The study, called "Cultures of the Tea Party," also claims voters who felt favorably toward the tea party movement valued deference to authority and libertarianism. The report concludes that the tea party movement is not a new political phenomenon, but rather "is best understood as a new cultural expression of the late-20th-century Republican Party."
The findings are based on a telephone poll of nearly 4,500 registered voters in North Carolina and Tennessee conducted last year. The researchers also conducted 10 interviews and kept track of any signs and costumes at a tea party rally in North Carolina. Andrew Perrin, a sociology professor at the University of North Carolina at Chapel Hill, was the main author of the study.
The study concludes that 18 percent of tea party supporters felt very negatively toward immigrants compared to 12 percent of voters who don't support the tea party movement.
The poll also found that 51 percent of people who were very concerned about "changes taking place in American society these days" were tea party supporters.

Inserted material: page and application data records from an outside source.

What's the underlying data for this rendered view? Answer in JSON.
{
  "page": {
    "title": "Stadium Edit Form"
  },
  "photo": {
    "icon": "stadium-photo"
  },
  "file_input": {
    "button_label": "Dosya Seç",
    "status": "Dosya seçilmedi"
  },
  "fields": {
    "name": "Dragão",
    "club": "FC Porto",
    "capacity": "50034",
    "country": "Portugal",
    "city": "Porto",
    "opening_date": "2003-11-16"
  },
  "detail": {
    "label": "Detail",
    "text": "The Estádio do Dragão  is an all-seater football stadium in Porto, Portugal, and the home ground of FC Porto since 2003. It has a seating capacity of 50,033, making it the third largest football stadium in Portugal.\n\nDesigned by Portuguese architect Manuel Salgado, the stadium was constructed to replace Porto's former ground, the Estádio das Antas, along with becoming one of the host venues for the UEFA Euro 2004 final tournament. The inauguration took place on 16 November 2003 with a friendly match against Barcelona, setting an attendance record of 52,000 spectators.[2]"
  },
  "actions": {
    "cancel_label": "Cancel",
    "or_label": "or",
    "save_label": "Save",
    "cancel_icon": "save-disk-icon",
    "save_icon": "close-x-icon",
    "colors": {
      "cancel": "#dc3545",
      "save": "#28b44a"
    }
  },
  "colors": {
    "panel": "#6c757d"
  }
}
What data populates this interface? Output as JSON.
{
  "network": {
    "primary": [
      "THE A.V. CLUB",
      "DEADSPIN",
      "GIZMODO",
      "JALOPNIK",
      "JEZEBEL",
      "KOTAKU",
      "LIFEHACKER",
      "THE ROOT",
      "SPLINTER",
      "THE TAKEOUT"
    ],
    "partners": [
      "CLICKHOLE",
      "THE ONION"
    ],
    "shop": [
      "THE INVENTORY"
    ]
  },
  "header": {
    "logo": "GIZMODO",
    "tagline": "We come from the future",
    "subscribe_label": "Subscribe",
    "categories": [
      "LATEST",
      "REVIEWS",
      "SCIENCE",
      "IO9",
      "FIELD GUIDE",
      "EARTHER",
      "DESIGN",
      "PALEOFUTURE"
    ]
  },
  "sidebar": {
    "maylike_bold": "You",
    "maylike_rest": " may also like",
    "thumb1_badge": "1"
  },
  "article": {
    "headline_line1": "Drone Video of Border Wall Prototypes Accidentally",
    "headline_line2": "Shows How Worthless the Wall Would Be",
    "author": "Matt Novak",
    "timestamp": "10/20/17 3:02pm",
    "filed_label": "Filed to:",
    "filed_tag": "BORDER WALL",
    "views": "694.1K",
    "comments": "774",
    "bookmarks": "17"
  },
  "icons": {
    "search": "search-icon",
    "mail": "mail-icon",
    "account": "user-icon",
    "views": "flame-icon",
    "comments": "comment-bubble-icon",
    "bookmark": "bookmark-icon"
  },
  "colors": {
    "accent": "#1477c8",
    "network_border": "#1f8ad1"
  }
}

Nearly 85 percent of tea party supporters said the U.S. Constitution should be interpreted "as the Founders intended," compared to only 34 percent of other respondents.
But tea party supporters were twice as likely as others to favor constitutional amendments, including a ban on flag burning and an overhaul of the 14th Amendment, which states that people born in the United States are citizens.
"The (tea party) supporters' inconsistent views of the Constitution suggests that their nostalgic embrace of the document is animated more by a network of cultural associations than a thorough commitment to the original text," the report states.
Tea party supporters also overwhelmingly viewed President Barack Obama as "not at all" like them and 66 percent of conservatives who support the tea party movement say he is not a Christian.